Friday, April 12, 2013
According to Buzz Patrol, last May an employee called the police to report a robbery at an Internet cafe in Columbia. Though the cash register was cleaned out, some interesting evidence was left behind. The police discovered that one of the criminals was still logged in on his Facebook account. Thus, they were able to access his address from the cafe's computer, and immediately arrested him at his home.
Marc Fisher from the Washington Post wrote about his own personal experience in 2010. After a nineteen-year-old stole electronic devices, cash and savings bonds from the reporter's home, he stuck around to gloat about it. The burglar decided to share the news on his fifteen-year-old victim's (Marc's son) Facebook page. He posted a photo of himself wearing Fisher's brand new winter coat, while holding a fist full of cold cash that he had taken from the boy's bedroom. Fortunately, after much needless family anguish the burglar was eventually arrested.
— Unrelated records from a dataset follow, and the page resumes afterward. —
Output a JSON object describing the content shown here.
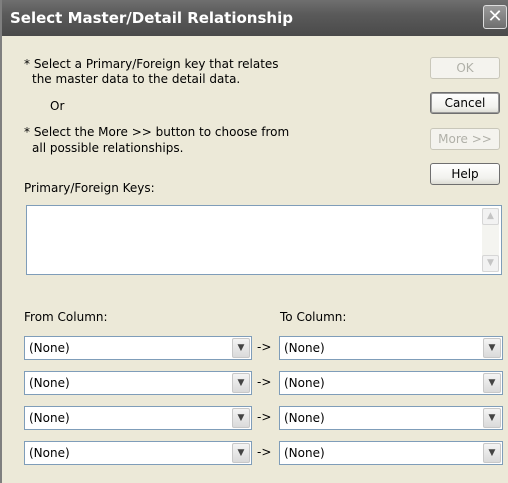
{
  "window": {
    "title": "Select Master/Detail Relationship",
    "close_glyph": "✕"
  },
  "instructions": {
    "line1": "* Select a Primary/Foreign key that relates",
    "line2": "the master data to the detail data.",
    "or": "Or",
    "line3": "* Select the More >> button to choose from",
    "line4": "all possible relationships."
  },
  "buttons": {
    "ok": "OK",
    "cancel": "Cancel",
    "more": "More >>",
    "help": "Help"
  },
  "keys_label": "Primary/Foreign Keys:",
  "columns": {
    "from_label": "From Column:",
    "to_label": "To Column:",
    "arrow": "->",
    "rows": [
      {
        "from": "(None)",
        "to": "(None)"
      },
      {
        "from": "(None)",
        "to": "(None)"
      },
      {
        "from": "(None)",
        "to": "(None)"
      },
      {
        "from": "(None)",
        "to": "(None)"
      }
    ]
  },
  "icons": {
    "dropdown": "chevron-down-icon",
    "scroll_up": "scroll-up-icon",
    "scroll_down": "scroll-down-icon",
    "close": "close-icon"
  },
  "colors": {
    "dialog_bg": "#ece9d8",
    "titlebar": "#5a5a5a",
    "field_border": "#7f9db9"
  }
}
These are both examples of klutzy kleptomaniacs who made a living tearing apart other people's lives, but liked to stay connected on Facebook. The good news for all of the anti-social network members is that even if you don't believe in Facebook, the law does. In other words, it's friends friending friends who are thick as thieves.